Can Norwegian banks create concrete measures related to sustainability that they can apply to achieve a lower cost of debt while contributing to the green transition? This fall, NHH students Siri Fjellvær and Signe Midtun took a deep dive into the world of sustainability and finance and developed three hypotheses on how to do this.
Blog: The Effect of Sustainability on Bond Pricing
Written by: Siri Fjellvær and Signe K. Solstad Midtun, Master of Science in Economics and Business Administration at NHH.
Read the thesis here.
The Effect of Sustainability on Bond Pricing: An empirical study of bonds issued by Norwegian savings and commercial banks
In the fall of 2021, we wrote our master thesis, based on our common interest in sustainability and finance. We were unsure on how to angle our thesis, but in collaboration with NCE Finance Innovation, we ended up with a focus on banks and their issuance of bonds, both green and conventional. Our goal was to be able to give Norwegian banks concrete measures related to sustainability that they can apply to achieve a lower cost of debt while contributing to the green transition.
By gathering data from Bloomberg on bonds issued by 29 Norwegian banks, we analyzed whether sustainability-related bank characteristics and issuing green bonds have an effect on Norwegian banks’ cost of debt, represented by the bond coupon rate at issuance. Based on relevant literature we developed three hypotheses:
1. Being an early adopter of a sustainability strategy leads to a lower bond coupon rate at issuance
2. Having a better issuer ESG rating leads to a lower bond coupon rate at issuance
3. Savings banks attain a lower bond coupon rate at issuance compared to commercial banks on both green and conventional bonds
We used the banks’ green products as a proxy for a sustainability strategy and Sustainalytics’ rating as the ESG rating, where a low score indicates low environmental risk.
Through our analysis using standard and matched pairs OLS, we found that green bonds issued by Norwegian banks are on average issued at a 40 bps lower coupon rate than conventional bonds. Furthermore, we found that banks pay a 2 bps lower coupon rate when issuing conventional bonds for a better ESG score from Sustainalytics. Moreover, we found that savings banks pay on a 60 bps lower coupon rate compared to commercial banks when issuing conventional bonds. However, we found that banks pay on average a 10 bps higher coupon rate for each additional year since adopting a sustainability strategy when issuing conventional bonds.
Thus, our thesis gives evidence that sustainability has a causal effect on the coupon rate for conventional bonds issued by Norwegian banks. Overall, through our analysis, we see that the combination of sustainability-related characteristics with the issuance of green bonds is insignificant. Therefore, banks should direct their focus towards improving on these characteristics to benefit from a lower cost of debt when contributing to the green transition.

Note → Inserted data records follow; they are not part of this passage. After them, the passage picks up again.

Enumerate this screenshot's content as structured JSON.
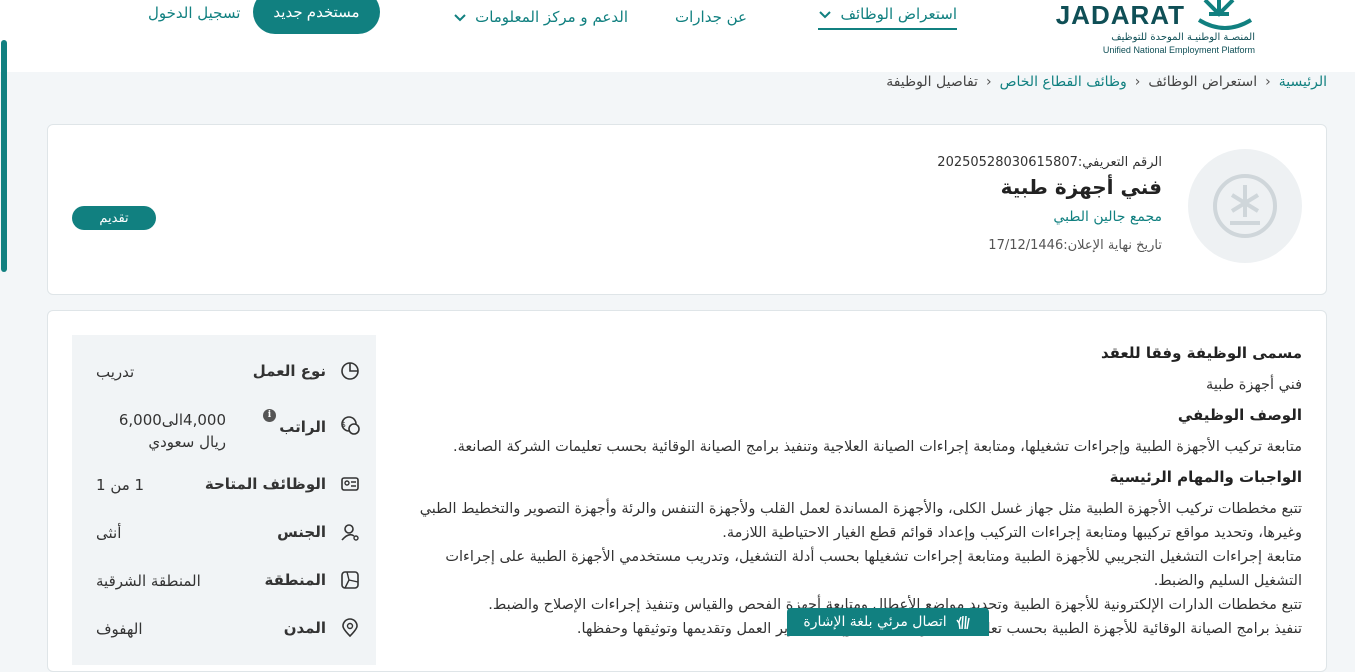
{
  "header": {
    "logo": {
      "wordmark": "JADARAT",
      "arabic_tagline": "المنصـة الوطنيـة الموحدة للتوظيف",
      "english_tagline": "Unified National Employment Platform"
    },
    "nav": {
      "browse_jobs": "استعراض الوظائف",
      "about": "عن جدارات",
      "support": "الدعم و مركز المعلومات"
    },
    "new_user_button": "مستخدم جديد",
    "login_link": "تسجيل الدخول"
  },
  "breadcrumb": {
    "home": "الرئيسية",
    "browse_jobs": "استعراض الوظائف",
    "private_sector": "وظائف القطاع الخاص",
    "current": "تفاصيل الوظيفة"
  },
  "job": {
    "id_line": "الرقم التعريفي:20250528030615807",
    "title": "فني أجهزة طبية",
    "company": "مجمع جالين الطبي",
    "deadline_line": "تاريخ نهاية الإعلان:17/12/1446",
    "apply_button": "تقديم"
  },
  "details": {
    "contract_title_heading": "مسمى الوظيفة وفقا للعقد",
    "contract_title_value": "فني أجهزة طبية",
    "description_heading": "الوصف الوظيفي",
    "description_text": "متابعة تركيب الأجهزة الطبية وإجراءات تشغيلها، ومتابعة إجراءات الصيانة العلاجية وتنفيذ برامج الصيانة الوقائية بحسب تعليمات الشركة الصانعة.",
    "duties_heading": "الواجبات والمهام الرئيسية",
    "duties": [
      "تتبع مخططات تركيب الأجهزة الطبية مثل جهاز غسل الكلى، والأجهزة المساندة لعمل القلب ولأجهزة التنفس والرئة وأجهزة التصوير والتخطيط الطبي وغيرها، وتحديد مواقع تركيبها ومتابعة إجراءات التركيب وإعداد قوائم قطع الغيار الاحتياطية اللازمة.",
      "متابعة إجراءات التشغيل التجريبي للأجهزة الطبية ومتابعة إجراءات تشغيلها بحسب أدلة التشغيل، وتدريب مستخدمي الأجهزة الطبية على إجراءات التشغيل السليم والضبط.",
      "تتبع مخططات الدارات الإلكترونية للأجهزة الطبية وتحديد مواضع الأعطال ومتابعة أجهزة الفحص والقياس وتنفيذ إجراءات الإصلاح والضبط.",
      "تنفيذ برامج الصيانة الوقائية للأجهزة الطبية بحسب تعليمات الشركة الصانعة وإعداد تقارير العمل وتقديمها وتوثيقها وحفظها."
    ]
  },
  "sidebar": {
    "work_type": {
      "label": "نوع العمل",
      "value": "تدريب"
    },
    "salary": {
      "label": "الراتب",
      "value": "4,000الى6,000 ريال سعودي"
    },
    "vacancies": {
      "label": "الوظائف المتاحة",
      "value": "1 من 1"
    },
    "gender": {
      "label": "الجنس",
      "value": "أنثى"
    },
    "region": {
      "label": "المنطقة",
      "value": "المنطقة الشرقية"
    },
    "city": {
      "label": "المدن",
      "value": "الهفوف"
    }
  },
  "sign_language": {
    "label": "اتصال مرئي بلغة الإشارة"
  },
  "colors": {
    "primary": "#118080",
    "background": "#f3f6f8",
    "panel": "#f1f4f6"
  }
}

If you are interested in learning more about our findings you can connect with us on LinkedIn.
We want to take this opportunity to thank the Norwegian banks we interviewed and NCE Finance Innovations members that contributed with insights provided and their perspectives.